U.S. Classification219/209, 219/210, 219/385, 219/520
International ClassificationG02B6/34, G02B6/36
Cooperative ClassificationG02B6/30, G02B6/1203, G02B6/36
European ClassificationG02B6/30
Legal Events
DateCodeEventDescription
Jun 16, 2011FPAYFee payment
Year of fee payment: 8
Jun 18, 2007FPAYFee payment
Year of fee payment: 4
Jan 13, 2003ASAssignment
Owner name: JDS UNIPHASE CORPORATION, CALIFORNIA
Free format text: ASSIGNMENT OF ASSIGNORS INTEREST;ASSIGNORS:CRAFTS, DOUGLAS E.;FARRELL, JAMES F.;FARRELLY, MARK B.;AND OTHERS;REEL/FRAME:013668/0723;SIGNING DATES FROM 20021205 TO 20021223
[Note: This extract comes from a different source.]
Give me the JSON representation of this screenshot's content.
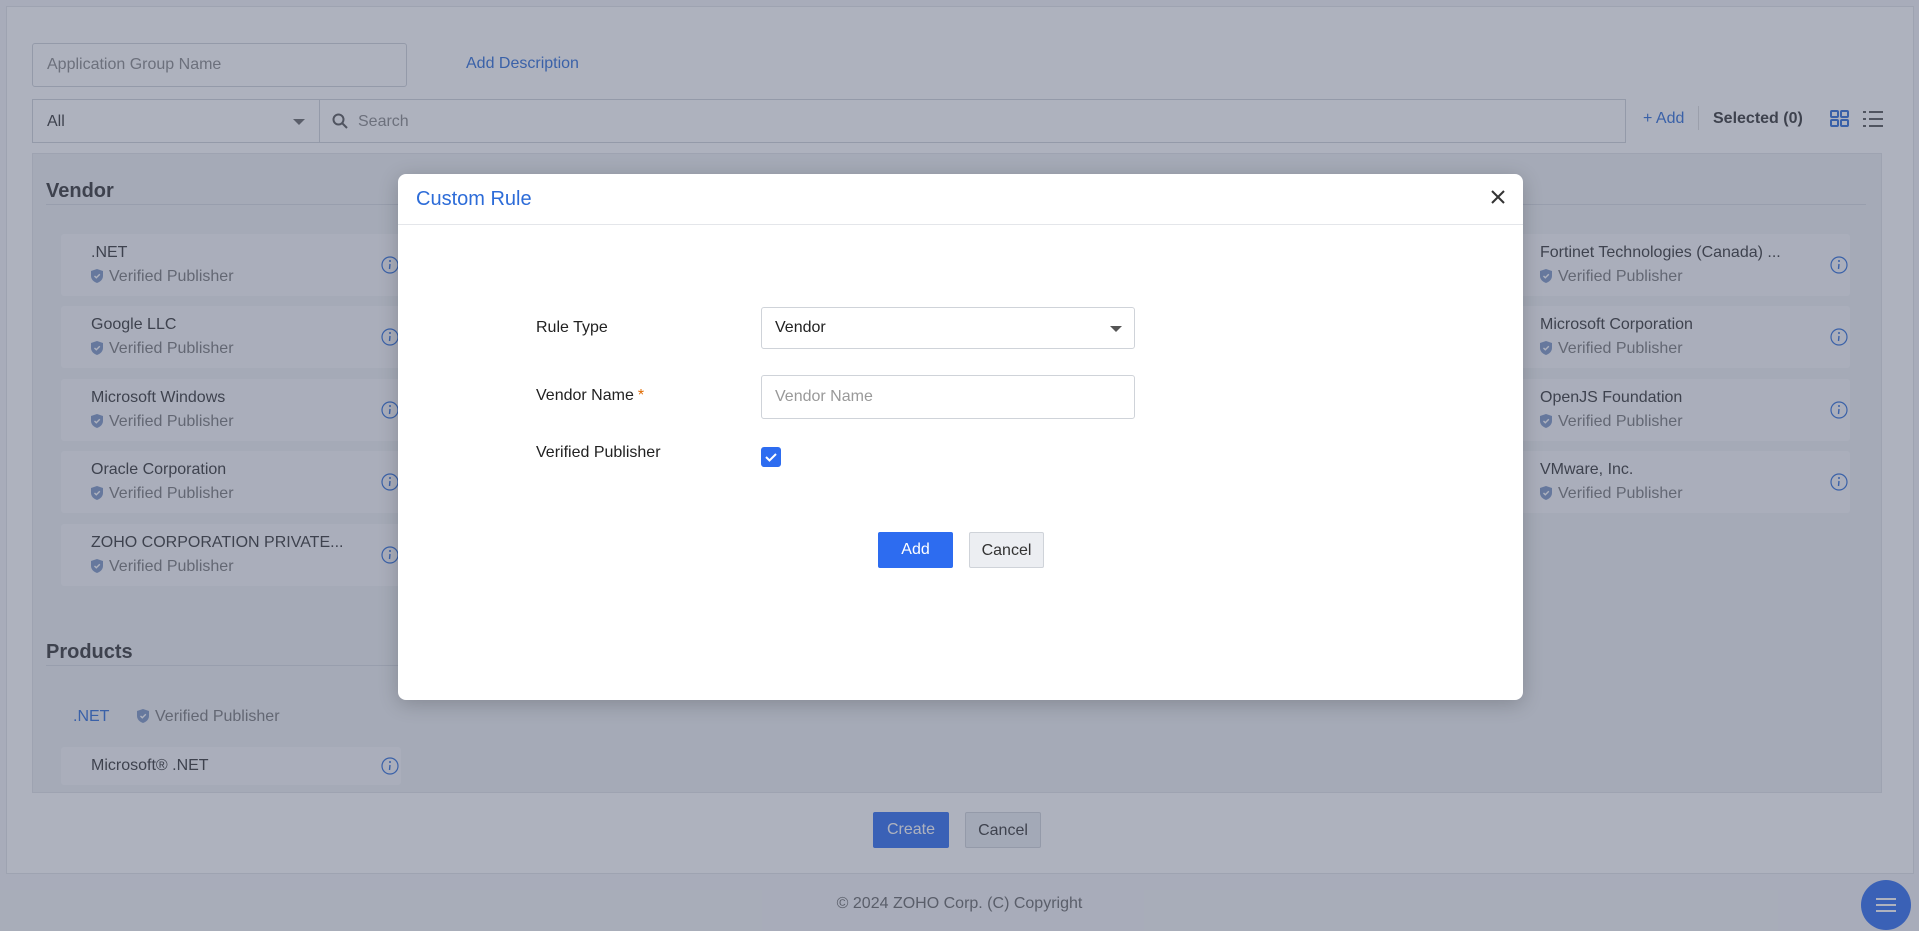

Owner name: JDS UNIPHASE CORPORATION 1768 AUTOMATION PARKWAYSA